Keep going, try less traditional paths – a lot of agents nowadays might not take a chance on an unknown author unless you can prove there is a market, that you have fans etc – set up a facebook/twitter/instagram page – and gain followers – and then try and get your book out there. Create the interest first.
What are you working on at the minute?
I've turned to short stories at the moment – nothing fancy – I have written three novels and when I tried to write my fourth earlier this year, I just couldn't face it, so short stories are a way of exercising my writing muscle without the strain of a full blown novel.
What were the challenges (research, literary, psychological, and logistical) in bringing it to life?
My biggest challenge was probably making sure that it made sense – of course it did to me, but I was so close to it, it all played out in my head perfectly – but on paper it was a struggle making sure that key bits of information weren't missed, or that characters' motives and actions weren't ambiguous.
Do you have any special message you would like to say to your readers?
Just thank you – thank you for taking the time to open the book and read it and recommend it to friends – this wouldn't have happened without you.

The Willow Tree is now available for pre-orders on Amazon and is released on 5th January 2015.
The Willow Tree is an enthralling and captivating thriller that draws you closely into the characters thoughts through suspenseful storytelling that is both mysterious and horrifying. --Jay Plemons, author of Last Light Falling series

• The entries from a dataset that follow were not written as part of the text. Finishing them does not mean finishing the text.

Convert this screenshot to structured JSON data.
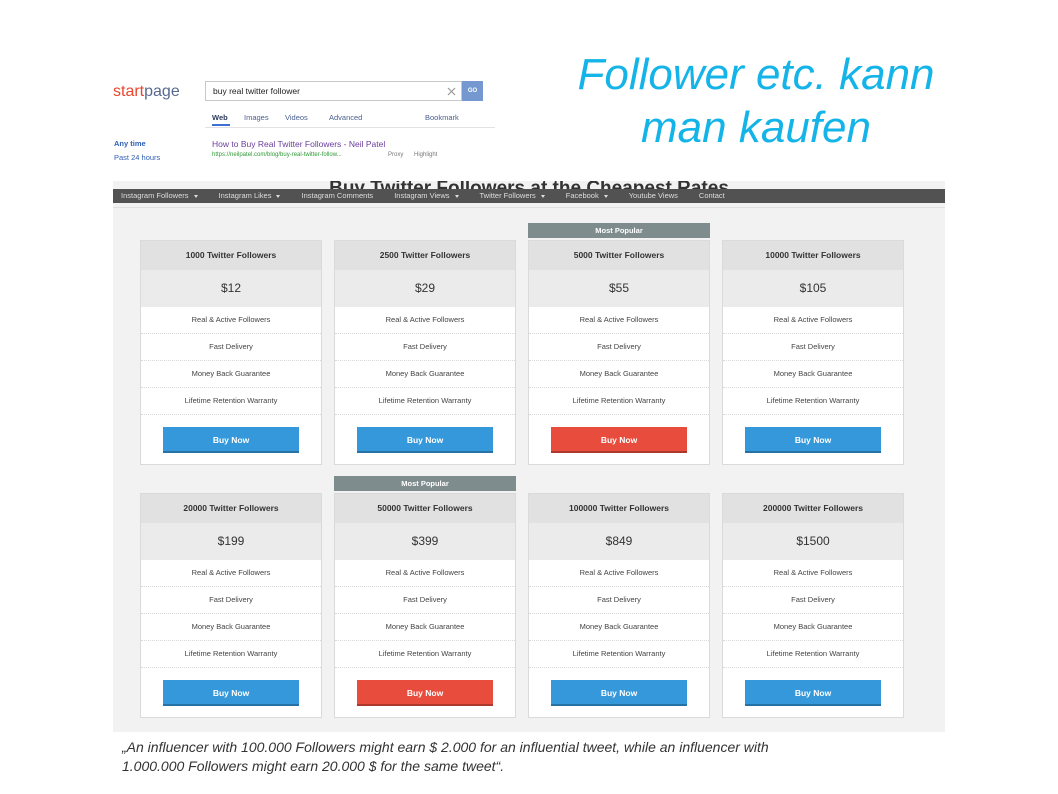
{
  "colors": {
    "title": "#14b4e9",
    "logo_start": "#e8462d",
    "logo_page": "#56698f",
    "go_button": "#7598d0",
    "nav_bg": "#525252",
    "popular_bg": "#7f8c8d",
    "buy_blue": "#3498db",
    "buy_red": "#e74c3c"
  },
  "slide": {
    "title_line1": "Follower etc. kann",
    "title_line2": "man kaufen",
    "quote_line1": "„An influencer with 100.000 Followers might earn $ 2.000 for an influential tweet, while an influencer with",
    "quote_line2": "1.000.000 Followers might earn 20.000 $ for the same tweet“."
  },
  "search": {
    "logo_start": "start",
    "logo_page": "page",
    "query": "buy real twitter follower",
    "clear_icon": "close-icon",
    "go_label": "GO",
    "tabs": [
      {
        "label": "Web",
        "active": true
      },
      {
        "label": "Images",
        "active": false
      },
      {
        "label": "Videos",
        "active": false
      },
      {
        "label": "Advanced",
        "active": false
      }
    ],
    "bookmark_label": "Bookmark",
    "filters": [
      "Any time",
      "Past 24 hours"
    ],
    "result": {
      "title": "How to Buy Real Twitter Followers - Neil Patel",
      "url": "https://neilpatel.com/blog/buy-real-twitter-follow...",
      "proxy_label": "Proxy",
      "highlight_label": "Highlight"
    }
  },
  "pricing": {
    "heading": "Buy Twitter Followers at the Cheapest Rates",
    "dropdown_icon": "caret-down-icon",
    "nav": [
      {
        "label": "Instagram Followers",
        "dropdown": true
      },
      {
        "label": "Instagram Likes",
        "dropdown": true
      },
      {
        "label": "Instagram Comments",
        "dropdown": false
      },
      {
        "label": "Instagram Views",
        "dropdown": true
      },
      {
        "label": "Twitter Followers",
        "dropdown": true
      },
      {
        "label": "Facebook",
        "dropdown": true
      },
      {
        "label": "Youtube Views",
        "dropdown": false
      },
      {
        "label": "Contact",
        "dropdown": false
      }
    ],
    "popular_label": "Most Popular",
    "buy_label": "Buy Now",
    "features": [
      "Real & Active Followers",
      "Fast Delivery",
      "Money Back Guarantee",
      "Lifetime Retention Warranty"
    ],
    "plans": [
      {
        "title": "1000 Twitter Followers",
        "price": "$12",
        "popular": false,
        "button": "blue"
      },
      {
        "title": "2500 Twitter Followers",
        "price": "$29",
        "popular": false,
        "button": "blue"
      },
      {
        "title": "5000 Twitter Followers",
        "price": "$55",
        "popular": true,
        "button": "red"
      },
      {
        "title": "10000 Twitter Followers",
        "price": "$105",
        "popular": false,
        "button": "blue"
      },
      {
        "title": "20000 Twitter Followers",
        "price": "$199",
        "popular": false,
        "button": "blue"
      },
      {
        "title": "50000 Twitter Followers",
        "price": "$399",
        "popular": true,
        "button": "red"
      },
      {
        "title": "100000 Twitter Followers",
        "price": "$849",
        "popular": false,
        "button": "blue"
      },
      {
        "title": "200000 Twitter Followers",
        "price": "$1500",
        "popular": false,
        "button": "blue"
      }
    ]
  }
}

The Willow Tree is an impressively frightening read. Bekki Pate's descriptive prose is hauntingly beautiful and will give even the most hardened of horror fans a chill. The nightmarish creatures that haunt the characters will have you trembling as you turn each page, leaving you with a thirst for more. --Ryan Mark, author of Tremor

Look out for more interviews in the near future with more of BNBS alumni!!